One thing that you will notice over the course of this year is the degradation of my English abilities, and you must excuse me for this. The internet infrastructure here unfortunately won’t allow me to post pictures, so the only way that I will be able to do this is if I am fortunate enough to send pictures back with visiting groups from America.
But I tell you this, Cuba is an island made up of MacGyver’s. An item is not broken until a Cuban declares it broken; how do you think they are able to maintain the classic cars Cuba is know for? I spent two days helping the workers at the Cathedral install an air conditioning unit in one of the apartments here. Using the most basic tool imaginable we blasted through a brick wall to make room for the new unit. There is something incredibly satisfying about using your hands and basic tools to accomplish a task like this. The AC unit is a refurbished piece of machinery that is easily older than I am.
Bishop Maria Griselda Delgado del Carpio and her husband Gerardo Logildes Coroas are incredible people. Not only have they welcomed me into their home like their own son, they spend every free moment of every day working. Whether it is filling out basic paper work, visiting local churches, or installing a new showerhead in the guest apartment, they bring a new meaning to hard work. Thank you for your hospitality and all the work you do for the church in Cuba.

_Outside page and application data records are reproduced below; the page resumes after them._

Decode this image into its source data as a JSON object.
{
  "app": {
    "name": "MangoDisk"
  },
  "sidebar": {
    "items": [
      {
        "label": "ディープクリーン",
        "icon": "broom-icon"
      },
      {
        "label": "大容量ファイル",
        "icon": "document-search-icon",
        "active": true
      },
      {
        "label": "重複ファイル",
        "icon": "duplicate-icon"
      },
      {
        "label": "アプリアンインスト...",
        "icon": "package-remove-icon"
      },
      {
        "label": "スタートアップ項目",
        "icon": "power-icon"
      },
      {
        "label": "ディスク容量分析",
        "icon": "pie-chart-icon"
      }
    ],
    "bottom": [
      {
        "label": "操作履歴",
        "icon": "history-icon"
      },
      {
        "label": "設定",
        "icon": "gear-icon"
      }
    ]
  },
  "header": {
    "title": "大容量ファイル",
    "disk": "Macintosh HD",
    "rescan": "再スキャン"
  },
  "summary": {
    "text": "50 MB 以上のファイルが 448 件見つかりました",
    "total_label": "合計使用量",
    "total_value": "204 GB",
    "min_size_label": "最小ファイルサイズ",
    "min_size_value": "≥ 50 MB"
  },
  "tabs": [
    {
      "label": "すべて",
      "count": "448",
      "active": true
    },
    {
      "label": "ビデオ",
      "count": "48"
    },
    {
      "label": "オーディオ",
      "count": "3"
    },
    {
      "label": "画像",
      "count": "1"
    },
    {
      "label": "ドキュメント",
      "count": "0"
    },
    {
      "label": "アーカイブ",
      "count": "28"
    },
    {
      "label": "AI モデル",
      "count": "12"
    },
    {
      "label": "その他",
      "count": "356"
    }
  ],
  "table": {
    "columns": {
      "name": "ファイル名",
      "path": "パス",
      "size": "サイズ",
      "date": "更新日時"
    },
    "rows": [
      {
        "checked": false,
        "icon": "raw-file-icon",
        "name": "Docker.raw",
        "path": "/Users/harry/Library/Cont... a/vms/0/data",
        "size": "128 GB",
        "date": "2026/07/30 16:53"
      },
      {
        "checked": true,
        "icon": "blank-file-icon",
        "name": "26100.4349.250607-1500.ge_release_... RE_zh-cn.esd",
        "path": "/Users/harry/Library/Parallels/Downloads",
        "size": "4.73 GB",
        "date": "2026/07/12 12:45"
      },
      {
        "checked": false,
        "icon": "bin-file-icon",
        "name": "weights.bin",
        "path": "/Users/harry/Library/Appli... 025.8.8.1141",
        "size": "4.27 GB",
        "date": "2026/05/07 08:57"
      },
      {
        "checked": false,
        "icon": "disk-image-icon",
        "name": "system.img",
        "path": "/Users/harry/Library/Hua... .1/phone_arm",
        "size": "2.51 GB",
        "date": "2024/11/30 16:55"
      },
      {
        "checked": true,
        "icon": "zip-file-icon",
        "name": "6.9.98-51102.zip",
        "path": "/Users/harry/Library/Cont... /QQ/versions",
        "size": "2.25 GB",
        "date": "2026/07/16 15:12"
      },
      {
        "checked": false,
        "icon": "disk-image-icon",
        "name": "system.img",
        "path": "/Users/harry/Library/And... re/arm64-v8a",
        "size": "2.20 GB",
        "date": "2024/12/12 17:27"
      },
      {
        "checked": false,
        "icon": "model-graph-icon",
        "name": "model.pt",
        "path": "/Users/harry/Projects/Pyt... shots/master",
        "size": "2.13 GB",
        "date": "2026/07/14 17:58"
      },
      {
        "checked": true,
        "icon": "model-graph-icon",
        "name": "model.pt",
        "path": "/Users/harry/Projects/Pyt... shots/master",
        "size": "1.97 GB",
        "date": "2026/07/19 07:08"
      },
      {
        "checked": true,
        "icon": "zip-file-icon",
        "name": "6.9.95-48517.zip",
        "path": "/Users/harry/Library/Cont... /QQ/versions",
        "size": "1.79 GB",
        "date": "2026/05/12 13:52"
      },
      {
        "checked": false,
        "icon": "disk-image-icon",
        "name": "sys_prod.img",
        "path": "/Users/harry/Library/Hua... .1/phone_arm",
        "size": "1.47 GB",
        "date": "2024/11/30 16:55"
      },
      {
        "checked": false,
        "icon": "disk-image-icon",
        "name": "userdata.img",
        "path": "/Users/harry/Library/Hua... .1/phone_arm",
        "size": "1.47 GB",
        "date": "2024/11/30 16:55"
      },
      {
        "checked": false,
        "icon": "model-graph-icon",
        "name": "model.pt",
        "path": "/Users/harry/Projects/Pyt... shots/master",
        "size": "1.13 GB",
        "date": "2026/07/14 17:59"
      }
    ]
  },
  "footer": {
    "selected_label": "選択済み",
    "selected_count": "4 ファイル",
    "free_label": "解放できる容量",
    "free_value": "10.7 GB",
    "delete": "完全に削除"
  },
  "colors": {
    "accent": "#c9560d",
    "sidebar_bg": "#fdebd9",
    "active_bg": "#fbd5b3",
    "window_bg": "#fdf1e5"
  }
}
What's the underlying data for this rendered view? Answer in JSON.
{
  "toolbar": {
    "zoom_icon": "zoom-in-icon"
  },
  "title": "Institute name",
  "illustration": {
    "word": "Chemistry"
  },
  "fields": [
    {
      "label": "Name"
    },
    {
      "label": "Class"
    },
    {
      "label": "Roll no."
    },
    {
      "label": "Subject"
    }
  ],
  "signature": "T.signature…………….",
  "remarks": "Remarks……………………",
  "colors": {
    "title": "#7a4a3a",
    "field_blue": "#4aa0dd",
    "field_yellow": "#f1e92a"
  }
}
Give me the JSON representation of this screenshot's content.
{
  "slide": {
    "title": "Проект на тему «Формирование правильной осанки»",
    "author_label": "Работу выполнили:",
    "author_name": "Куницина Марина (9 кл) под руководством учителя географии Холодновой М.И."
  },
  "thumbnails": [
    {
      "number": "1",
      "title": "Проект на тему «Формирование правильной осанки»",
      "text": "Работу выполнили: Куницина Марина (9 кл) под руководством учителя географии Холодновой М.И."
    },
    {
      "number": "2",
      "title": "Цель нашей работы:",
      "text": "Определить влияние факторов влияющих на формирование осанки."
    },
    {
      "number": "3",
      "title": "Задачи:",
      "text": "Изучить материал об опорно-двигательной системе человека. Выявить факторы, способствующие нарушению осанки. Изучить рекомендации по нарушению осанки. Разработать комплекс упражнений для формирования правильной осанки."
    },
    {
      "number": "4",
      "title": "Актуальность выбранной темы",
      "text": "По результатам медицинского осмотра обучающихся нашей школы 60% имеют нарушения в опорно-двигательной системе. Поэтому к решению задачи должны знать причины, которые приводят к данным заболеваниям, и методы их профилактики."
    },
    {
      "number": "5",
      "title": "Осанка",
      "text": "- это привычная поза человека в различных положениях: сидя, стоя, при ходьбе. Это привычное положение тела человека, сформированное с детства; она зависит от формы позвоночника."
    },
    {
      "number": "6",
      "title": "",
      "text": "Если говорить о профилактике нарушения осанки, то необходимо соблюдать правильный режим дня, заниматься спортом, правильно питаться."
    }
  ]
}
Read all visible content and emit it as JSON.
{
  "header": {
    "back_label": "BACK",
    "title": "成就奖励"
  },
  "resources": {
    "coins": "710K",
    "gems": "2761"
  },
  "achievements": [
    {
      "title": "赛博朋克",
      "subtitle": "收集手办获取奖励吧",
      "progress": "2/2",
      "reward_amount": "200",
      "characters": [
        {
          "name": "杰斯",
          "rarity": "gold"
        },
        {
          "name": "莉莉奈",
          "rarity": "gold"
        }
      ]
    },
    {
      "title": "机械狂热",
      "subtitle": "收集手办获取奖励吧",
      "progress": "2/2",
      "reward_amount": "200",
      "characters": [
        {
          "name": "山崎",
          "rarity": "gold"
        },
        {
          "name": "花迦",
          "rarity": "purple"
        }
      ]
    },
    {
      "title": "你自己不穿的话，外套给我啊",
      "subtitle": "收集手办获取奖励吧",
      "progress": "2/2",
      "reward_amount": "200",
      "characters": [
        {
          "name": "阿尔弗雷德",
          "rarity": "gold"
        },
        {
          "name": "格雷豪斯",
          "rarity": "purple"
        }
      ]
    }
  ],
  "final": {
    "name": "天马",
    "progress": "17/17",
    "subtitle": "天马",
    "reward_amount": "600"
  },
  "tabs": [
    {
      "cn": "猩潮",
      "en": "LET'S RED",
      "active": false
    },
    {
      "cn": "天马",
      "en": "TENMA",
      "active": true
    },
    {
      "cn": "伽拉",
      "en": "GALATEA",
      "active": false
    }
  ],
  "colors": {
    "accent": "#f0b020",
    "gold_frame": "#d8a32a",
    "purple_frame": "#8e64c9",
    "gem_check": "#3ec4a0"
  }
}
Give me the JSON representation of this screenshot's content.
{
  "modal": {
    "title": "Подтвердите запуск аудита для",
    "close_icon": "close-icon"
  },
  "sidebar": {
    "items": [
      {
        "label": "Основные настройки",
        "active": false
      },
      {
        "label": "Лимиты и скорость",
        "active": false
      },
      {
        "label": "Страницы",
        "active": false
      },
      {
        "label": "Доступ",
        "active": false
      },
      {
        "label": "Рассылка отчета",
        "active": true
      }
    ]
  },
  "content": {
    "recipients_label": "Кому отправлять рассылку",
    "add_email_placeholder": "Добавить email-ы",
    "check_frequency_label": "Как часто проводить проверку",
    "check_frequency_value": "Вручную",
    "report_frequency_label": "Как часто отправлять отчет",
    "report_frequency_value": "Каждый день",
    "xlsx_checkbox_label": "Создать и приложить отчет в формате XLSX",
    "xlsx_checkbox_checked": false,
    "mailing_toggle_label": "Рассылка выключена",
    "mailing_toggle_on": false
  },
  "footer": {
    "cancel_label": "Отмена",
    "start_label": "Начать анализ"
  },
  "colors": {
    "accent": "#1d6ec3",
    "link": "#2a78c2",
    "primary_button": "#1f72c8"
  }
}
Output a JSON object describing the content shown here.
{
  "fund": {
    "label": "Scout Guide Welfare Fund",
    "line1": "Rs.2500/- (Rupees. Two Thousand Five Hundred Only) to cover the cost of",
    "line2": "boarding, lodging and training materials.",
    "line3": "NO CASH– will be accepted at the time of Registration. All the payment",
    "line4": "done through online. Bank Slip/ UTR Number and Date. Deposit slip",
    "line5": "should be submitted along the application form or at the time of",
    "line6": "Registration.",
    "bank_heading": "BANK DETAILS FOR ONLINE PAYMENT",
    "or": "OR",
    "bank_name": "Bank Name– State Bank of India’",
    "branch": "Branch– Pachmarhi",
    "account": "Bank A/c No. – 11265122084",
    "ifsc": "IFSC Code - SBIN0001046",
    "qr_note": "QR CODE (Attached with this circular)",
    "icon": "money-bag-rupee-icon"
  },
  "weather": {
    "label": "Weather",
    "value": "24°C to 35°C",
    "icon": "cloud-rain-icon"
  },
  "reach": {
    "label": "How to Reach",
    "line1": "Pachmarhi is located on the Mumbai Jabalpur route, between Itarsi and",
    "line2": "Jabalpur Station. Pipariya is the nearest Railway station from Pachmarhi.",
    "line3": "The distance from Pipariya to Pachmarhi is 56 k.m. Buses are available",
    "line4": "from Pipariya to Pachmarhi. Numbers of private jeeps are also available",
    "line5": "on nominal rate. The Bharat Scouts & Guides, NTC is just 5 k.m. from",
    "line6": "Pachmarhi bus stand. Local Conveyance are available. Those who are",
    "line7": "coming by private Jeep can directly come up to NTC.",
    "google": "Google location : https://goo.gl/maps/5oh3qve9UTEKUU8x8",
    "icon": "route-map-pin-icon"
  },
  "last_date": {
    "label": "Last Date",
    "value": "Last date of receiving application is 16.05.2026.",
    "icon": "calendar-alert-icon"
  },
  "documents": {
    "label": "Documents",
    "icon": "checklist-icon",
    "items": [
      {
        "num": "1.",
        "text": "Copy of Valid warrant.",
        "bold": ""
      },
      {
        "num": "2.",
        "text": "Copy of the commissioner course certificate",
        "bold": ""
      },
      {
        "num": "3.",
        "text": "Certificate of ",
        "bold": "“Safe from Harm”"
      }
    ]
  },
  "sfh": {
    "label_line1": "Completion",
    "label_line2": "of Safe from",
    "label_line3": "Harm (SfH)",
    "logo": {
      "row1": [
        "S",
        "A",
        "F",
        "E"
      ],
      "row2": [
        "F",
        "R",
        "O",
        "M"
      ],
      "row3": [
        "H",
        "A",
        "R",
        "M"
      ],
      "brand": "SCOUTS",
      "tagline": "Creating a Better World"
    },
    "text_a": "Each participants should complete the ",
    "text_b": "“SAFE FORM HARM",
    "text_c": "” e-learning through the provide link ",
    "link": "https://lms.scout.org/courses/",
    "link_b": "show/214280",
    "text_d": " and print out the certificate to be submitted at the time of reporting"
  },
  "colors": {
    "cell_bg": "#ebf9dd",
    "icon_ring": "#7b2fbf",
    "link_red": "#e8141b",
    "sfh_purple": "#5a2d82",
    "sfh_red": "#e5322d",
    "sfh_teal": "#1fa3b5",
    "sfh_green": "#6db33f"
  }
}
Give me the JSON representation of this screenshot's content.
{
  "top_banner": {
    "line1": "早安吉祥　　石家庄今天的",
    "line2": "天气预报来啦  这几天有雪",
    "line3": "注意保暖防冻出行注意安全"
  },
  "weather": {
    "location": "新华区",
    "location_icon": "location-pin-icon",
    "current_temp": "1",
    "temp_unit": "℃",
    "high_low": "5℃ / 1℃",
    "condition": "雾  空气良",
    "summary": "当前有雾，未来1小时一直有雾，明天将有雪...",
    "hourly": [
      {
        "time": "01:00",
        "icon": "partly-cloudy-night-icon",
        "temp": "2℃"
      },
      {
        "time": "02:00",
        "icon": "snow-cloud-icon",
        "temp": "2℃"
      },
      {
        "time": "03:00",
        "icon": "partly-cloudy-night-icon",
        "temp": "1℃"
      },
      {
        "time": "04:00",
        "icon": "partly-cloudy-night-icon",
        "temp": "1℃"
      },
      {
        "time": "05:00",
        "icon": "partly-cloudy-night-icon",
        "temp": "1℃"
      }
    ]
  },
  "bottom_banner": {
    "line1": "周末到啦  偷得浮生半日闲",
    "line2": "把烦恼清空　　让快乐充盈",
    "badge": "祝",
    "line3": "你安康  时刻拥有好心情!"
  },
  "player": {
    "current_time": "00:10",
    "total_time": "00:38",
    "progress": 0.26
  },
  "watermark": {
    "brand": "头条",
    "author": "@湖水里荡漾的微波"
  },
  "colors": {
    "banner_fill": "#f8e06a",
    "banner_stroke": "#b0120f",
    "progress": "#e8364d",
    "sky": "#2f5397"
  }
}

I also what to give a shout-out to my fellow YASC’rs. I regretfully will not be able to follow your journeys, as I am unable to access to your blogs at the moment. This being said, I encourage everyone reading this to click the links to your right and check out what these incredible people are doing around the world. I can’t wait to reunite with all of you to talk about the things we have accomplished over the course of this year.
This blog post is sponsored by the anonymous donor from Christ Church Exeter. Thank you for your support, it is much appreciated.